Even if your employees maintain their professionalism while drinking at work, your workday happy hour may sour some of your staff’s moods.

Drinking on the job — when employees drink and behave responsibly — can be a great opportunity for colleagues to bond.

But what about those who don’t drink?

Employees who don’t drink may feel excluded from these opportunities to get to know their colleagues in a more relaxed setting. Sometimes, they may even feel their inability to take part in company drinking can prevent them from building the relationships that can advance their career.

Additionally, you may have employees working hard to stay sober as they fight alcohol addiction. Your office beer tap may make it incredibly difficult for these people to maintain sobriety. If alcoholic addiction is an issue for any of your employees, consider that they may find employment elsewhere to avoid relapsing.

Of course, there are other reasons why your employees may not drink, like being on medication that doesn’t allow them to consume alcohol, being pregnant or having religious beliefs that prohibit drinking.

It doesn’t matter why an employee would choose not to drink. If your office drinking culture excludes some employees, makes them feel uncomfortable or puts them in harm’s way, it will harm the morale of at least some of your employees.

If alcohol-fueled events are frequent at your organization, consider hosting additional, alcohol-free social events. These can give non-drinkers an opportunity to get to know their colleagues in an environment where everyone is sober.

How Can Employers Reduce Liability When Employees Drink at Work?

If you still want to allow drinking on the job, but want to reduce the chances it turns into more of a headache than it’s worth, consider taking the following steps:

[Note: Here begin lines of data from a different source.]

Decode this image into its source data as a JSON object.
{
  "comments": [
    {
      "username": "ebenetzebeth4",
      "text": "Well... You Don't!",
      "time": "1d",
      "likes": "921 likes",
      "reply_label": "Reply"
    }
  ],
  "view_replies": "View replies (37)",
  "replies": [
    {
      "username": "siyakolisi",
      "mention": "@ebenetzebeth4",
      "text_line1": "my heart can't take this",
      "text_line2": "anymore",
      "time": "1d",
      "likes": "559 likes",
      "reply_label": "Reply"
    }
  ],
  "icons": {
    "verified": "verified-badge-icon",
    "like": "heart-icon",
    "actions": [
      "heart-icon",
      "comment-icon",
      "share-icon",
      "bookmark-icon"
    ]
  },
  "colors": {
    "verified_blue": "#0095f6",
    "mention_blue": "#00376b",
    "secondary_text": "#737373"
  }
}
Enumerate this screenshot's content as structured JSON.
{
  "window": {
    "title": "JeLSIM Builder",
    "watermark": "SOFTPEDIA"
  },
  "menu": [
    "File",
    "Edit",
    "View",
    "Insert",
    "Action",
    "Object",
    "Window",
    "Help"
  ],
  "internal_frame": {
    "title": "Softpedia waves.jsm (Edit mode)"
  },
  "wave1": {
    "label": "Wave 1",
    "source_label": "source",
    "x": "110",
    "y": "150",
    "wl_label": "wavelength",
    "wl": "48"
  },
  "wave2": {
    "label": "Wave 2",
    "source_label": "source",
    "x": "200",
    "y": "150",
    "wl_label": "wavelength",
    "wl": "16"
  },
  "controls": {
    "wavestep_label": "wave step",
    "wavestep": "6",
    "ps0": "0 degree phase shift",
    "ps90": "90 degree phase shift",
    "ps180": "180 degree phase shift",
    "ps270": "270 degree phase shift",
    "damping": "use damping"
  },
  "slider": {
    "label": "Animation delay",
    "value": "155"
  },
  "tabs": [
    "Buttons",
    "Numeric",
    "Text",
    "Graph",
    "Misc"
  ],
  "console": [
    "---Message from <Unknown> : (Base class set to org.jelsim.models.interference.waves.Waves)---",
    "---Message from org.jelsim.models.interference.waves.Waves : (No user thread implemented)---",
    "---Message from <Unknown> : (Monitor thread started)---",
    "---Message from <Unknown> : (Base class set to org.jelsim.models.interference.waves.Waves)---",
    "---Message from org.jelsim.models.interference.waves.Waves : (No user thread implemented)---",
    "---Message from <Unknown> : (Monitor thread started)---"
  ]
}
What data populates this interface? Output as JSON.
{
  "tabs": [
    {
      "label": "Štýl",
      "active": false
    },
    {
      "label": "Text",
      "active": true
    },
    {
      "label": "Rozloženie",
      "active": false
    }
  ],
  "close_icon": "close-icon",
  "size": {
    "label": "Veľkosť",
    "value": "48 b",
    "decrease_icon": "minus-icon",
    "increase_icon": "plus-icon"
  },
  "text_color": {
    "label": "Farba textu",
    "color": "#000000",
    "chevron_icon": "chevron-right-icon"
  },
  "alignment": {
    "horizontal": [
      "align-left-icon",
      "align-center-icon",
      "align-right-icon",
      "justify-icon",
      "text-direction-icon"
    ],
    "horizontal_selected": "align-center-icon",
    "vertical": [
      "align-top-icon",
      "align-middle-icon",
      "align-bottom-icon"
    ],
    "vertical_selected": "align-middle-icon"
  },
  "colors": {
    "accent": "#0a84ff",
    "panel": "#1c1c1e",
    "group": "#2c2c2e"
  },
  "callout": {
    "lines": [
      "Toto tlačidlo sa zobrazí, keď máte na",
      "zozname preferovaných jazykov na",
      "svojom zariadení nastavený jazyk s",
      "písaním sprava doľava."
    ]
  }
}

  1. Communicate All Office Drinking Rules Clearly and Frequently
    Make sure your employees know what is and isn’t ok when it comes to alcohol consumption at work. Outline what actions will be taken against employees who violate rules. In addition to including this in your employee handbook, consider posting signs in the office and occasionally sending an email reminding all employees of alcohol policies.
  2. Set Limits on When and How Much Employees Can Drink
    Make your office happy hour an actual hour. For example, designate 4pm – 5pm as the only acceptable times for employees to be drinking at work. If they want to continue drinking after 5pm, they’ll need to head somewhere else.
  3. Provide Food
    It’s the end of the day, and it’s been hours since lunch. Your team is probably drinking on an empty stomach and feeling the effects of even a single beer quicker than normal. Provide some snacks for them to munch on while sipping their drinks to help slow down their buzz.
  4. Have Non-Alcoholic Options for Non-Drinkers
    Consider having soda, sparkling water, coffee and/or tea available during your happy hours so that non-drinkers can enjoy a beverage along with their drinking colleagues.
  5. Make Sure Your Employees Get Home Safely
    We all want our staff to get home safely, so don’t let your employees get behind the wheel after drinking. Allow your employees to expense a rideshare or cab ride home if they’ve been drinking to avoid dangerous and deadly accidents.
  6. Check Your Company’s Insurance Policy
    Your commercial general liability insurance may cover host liquor liability. This insurance covers businesses who have incidental exposure to alcohol (as opposed to a business, like a bar, that sells alcohol). If your insurance doesn’t protect your organization from liabilities related to alcohol consumption, talk to your insurance provider about getting appropriate coverage.

While it’s not impossible to create a safer and more responsible drinking culture at your office, it requires effort and will never be without risk. Whether drinking at your office is a rare occasion or you have a keg available every day, it’s your responsibility to make sure your employees’ consumption won’t come at the cost of anyone’s safety, morale or career.